Page and application data records:
• • • •

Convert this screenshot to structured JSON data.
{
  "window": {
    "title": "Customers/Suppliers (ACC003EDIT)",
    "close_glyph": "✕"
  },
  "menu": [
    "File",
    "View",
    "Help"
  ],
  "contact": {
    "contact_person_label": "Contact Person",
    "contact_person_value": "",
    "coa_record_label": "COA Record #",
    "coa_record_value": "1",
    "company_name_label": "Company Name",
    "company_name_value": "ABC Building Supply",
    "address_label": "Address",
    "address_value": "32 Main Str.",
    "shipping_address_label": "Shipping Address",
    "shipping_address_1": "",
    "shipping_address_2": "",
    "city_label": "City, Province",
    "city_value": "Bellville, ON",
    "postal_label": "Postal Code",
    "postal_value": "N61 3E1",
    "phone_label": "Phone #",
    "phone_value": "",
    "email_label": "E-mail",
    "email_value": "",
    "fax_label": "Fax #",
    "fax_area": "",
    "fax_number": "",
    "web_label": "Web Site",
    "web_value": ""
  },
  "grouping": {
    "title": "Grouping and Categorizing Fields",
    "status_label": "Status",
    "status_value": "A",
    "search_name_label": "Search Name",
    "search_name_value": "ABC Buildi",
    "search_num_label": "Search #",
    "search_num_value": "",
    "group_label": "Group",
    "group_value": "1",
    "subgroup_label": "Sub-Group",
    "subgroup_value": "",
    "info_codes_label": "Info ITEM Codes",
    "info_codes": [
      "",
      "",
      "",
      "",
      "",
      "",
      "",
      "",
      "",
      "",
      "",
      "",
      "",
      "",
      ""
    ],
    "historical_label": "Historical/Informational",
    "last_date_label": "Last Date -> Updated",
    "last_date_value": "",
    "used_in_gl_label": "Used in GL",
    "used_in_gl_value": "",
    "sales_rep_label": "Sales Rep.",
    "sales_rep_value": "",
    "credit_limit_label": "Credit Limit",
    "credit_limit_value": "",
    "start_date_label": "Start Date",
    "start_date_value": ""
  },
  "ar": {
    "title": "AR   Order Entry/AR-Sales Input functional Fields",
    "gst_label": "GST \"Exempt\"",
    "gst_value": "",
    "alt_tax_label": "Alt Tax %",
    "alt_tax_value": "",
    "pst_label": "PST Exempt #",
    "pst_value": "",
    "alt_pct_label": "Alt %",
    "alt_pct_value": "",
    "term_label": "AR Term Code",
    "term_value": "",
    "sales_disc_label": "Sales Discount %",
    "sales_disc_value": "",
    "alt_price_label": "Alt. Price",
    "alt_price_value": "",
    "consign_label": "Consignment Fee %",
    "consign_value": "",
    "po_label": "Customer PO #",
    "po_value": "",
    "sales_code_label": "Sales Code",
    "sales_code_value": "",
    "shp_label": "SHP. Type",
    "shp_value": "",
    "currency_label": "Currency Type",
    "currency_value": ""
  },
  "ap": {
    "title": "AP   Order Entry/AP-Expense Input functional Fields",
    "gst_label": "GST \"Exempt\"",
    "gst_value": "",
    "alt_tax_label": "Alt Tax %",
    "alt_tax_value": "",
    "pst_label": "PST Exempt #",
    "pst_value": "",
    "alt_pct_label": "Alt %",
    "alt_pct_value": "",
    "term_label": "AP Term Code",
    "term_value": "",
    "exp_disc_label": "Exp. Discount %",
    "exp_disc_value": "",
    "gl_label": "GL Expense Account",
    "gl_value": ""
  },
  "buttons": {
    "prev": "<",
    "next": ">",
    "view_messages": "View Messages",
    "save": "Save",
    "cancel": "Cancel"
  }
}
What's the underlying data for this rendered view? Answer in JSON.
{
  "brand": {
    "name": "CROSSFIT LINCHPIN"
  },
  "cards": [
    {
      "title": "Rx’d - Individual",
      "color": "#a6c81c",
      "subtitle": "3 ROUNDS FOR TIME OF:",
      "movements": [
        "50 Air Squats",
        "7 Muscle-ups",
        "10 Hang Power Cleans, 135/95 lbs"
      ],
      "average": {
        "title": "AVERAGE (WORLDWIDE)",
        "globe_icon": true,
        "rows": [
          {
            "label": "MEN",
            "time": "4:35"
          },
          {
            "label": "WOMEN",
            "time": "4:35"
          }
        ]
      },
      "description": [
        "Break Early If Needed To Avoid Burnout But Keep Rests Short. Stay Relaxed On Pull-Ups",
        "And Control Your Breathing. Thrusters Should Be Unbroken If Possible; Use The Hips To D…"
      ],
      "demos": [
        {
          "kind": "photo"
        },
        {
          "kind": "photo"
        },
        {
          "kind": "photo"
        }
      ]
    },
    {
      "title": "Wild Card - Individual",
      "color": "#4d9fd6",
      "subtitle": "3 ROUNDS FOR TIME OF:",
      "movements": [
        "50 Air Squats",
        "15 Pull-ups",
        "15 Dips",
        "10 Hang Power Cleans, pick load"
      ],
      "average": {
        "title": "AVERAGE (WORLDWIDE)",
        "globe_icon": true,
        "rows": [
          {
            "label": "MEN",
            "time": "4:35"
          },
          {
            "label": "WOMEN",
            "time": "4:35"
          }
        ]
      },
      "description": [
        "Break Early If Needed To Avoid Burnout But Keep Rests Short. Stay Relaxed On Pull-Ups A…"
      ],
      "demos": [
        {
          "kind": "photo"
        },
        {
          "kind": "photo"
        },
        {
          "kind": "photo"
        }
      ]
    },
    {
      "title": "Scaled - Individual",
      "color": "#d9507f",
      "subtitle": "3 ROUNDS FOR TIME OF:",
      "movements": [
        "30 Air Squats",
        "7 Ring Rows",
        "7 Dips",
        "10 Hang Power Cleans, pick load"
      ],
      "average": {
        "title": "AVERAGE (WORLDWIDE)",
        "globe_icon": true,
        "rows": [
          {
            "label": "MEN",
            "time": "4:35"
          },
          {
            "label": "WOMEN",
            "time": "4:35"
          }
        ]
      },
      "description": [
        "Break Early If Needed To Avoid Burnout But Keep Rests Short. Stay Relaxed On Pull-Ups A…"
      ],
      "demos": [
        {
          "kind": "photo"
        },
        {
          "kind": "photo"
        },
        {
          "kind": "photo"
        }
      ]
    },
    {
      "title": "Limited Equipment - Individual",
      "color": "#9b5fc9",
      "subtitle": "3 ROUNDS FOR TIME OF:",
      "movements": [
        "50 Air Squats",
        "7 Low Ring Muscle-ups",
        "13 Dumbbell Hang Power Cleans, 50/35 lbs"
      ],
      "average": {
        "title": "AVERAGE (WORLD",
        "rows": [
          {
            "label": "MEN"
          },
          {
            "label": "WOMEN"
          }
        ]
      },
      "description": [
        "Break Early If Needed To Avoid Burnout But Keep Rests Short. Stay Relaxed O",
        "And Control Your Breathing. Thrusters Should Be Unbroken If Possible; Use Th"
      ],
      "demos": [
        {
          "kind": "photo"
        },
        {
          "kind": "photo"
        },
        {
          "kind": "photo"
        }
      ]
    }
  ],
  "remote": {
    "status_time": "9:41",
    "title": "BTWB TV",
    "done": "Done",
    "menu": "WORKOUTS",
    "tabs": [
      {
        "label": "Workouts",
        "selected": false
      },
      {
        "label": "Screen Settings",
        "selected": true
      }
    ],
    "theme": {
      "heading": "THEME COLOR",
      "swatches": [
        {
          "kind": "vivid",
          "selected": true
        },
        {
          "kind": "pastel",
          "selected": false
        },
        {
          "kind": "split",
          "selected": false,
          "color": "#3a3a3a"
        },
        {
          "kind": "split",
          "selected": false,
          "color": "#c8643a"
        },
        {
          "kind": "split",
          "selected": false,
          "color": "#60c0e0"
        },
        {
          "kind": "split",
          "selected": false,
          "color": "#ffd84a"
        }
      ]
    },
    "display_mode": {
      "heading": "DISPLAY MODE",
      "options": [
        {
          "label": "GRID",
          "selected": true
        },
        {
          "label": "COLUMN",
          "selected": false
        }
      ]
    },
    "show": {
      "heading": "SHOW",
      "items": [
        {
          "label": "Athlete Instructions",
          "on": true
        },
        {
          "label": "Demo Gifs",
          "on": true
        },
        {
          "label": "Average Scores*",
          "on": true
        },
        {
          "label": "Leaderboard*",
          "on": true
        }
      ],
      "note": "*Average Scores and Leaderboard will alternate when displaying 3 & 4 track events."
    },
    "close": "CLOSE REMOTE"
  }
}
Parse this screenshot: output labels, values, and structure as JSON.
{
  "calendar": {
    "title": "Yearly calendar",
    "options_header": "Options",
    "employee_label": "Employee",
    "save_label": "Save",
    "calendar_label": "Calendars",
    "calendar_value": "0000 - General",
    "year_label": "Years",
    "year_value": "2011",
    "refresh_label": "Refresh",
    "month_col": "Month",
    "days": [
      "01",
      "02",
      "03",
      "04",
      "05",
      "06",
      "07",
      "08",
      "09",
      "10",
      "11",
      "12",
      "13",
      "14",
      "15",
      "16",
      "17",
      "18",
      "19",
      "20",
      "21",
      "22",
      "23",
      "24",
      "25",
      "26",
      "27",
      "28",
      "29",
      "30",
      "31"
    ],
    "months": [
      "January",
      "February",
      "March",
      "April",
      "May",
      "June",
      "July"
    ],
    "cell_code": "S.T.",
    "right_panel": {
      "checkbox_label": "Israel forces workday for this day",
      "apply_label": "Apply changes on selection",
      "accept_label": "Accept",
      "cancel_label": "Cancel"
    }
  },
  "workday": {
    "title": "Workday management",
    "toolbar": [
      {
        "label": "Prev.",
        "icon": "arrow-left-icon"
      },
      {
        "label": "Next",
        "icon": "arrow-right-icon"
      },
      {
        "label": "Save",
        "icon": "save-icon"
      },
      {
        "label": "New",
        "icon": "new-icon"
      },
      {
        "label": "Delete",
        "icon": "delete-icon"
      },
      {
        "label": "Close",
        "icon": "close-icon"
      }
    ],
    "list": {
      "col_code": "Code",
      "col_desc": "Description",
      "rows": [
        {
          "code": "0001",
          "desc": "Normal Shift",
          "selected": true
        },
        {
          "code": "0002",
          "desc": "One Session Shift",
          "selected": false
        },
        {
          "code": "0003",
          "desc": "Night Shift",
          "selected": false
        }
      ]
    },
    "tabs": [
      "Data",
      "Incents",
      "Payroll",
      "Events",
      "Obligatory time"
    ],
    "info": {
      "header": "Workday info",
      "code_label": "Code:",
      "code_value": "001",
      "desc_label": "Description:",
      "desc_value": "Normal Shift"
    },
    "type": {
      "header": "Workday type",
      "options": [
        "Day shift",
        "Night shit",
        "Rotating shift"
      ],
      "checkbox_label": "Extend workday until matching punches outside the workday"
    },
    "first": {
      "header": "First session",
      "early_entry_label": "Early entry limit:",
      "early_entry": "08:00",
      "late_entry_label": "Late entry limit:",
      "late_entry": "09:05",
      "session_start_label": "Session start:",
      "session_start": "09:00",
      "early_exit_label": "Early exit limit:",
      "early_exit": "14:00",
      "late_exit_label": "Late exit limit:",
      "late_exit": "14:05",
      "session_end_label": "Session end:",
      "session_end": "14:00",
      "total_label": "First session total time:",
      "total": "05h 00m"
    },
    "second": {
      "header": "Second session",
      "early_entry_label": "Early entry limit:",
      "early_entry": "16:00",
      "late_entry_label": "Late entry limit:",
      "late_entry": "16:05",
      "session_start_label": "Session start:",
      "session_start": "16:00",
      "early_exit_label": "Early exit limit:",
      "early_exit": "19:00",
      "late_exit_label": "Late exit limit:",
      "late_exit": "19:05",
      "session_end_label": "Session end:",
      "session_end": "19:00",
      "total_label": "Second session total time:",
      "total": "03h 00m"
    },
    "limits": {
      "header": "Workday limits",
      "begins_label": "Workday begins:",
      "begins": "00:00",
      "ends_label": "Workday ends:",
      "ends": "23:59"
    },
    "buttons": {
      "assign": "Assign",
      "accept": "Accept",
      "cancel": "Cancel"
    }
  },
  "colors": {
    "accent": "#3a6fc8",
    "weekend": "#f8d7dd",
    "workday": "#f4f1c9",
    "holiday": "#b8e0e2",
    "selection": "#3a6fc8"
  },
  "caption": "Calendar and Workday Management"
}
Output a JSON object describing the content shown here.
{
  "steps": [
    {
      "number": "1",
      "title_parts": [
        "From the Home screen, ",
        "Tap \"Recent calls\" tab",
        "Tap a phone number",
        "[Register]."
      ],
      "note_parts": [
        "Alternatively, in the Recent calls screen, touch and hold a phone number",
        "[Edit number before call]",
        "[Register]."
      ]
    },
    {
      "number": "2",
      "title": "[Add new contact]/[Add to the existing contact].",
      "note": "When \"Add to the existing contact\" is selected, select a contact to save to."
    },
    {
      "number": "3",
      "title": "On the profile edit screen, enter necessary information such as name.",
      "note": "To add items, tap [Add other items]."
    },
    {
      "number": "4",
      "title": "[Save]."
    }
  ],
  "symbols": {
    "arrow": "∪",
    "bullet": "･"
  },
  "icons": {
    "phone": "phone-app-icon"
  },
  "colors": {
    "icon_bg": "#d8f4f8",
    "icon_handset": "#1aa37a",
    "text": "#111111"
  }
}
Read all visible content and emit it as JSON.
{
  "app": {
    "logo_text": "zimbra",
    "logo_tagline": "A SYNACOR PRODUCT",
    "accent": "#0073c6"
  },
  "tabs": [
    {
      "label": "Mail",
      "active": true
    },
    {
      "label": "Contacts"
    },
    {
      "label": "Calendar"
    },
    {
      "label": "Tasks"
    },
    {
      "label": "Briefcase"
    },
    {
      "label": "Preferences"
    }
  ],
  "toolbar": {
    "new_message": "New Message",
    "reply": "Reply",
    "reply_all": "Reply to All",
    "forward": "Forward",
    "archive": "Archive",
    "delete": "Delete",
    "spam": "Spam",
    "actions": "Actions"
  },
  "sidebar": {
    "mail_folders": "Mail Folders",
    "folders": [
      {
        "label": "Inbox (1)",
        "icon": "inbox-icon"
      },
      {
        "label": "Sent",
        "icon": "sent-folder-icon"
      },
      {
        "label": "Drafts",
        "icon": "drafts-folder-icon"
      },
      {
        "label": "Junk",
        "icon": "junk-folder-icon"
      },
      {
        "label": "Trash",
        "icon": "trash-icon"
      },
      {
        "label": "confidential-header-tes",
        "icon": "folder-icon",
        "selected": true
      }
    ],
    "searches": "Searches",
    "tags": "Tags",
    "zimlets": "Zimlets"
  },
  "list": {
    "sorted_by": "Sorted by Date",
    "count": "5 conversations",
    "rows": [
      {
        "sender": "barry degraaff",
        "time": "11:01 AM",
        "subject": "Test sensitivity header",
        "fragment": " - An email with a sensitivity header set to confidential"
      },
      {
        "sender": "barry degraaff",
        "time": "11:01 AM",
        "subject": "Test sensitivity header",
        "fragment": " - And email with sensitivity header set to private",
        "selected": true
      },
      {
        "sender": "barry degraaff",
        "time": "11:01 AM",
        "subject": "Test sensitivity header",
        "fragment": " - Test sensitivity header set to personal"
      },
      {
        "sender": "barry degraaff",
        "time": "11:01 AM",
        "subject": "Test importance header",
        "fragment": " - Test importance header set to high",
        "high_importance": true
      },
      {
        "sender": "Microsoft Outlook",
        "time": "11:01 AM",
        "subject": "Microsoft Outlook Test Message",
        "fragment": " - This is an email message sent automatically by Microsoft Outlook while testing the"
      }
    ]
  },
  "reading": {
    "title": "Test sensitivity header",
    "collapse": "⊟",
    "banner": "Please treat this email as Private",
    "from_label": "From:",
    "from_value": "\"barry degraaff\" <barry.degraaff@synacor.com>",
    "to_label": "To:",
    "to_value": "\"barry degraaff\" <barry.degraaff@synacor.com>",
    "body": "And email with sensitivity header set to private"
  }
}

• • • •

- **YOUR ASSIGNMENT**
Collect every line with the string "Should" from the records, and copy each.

- **ANSWER FOR THE TASK**
        "And Control Your Breathing. Thrusters Should Be Unbroken If Possible; Use The Hips To D…"
        "And Control Your Breathing. Thrusters Should Be Unbroken If Possible; Use Th"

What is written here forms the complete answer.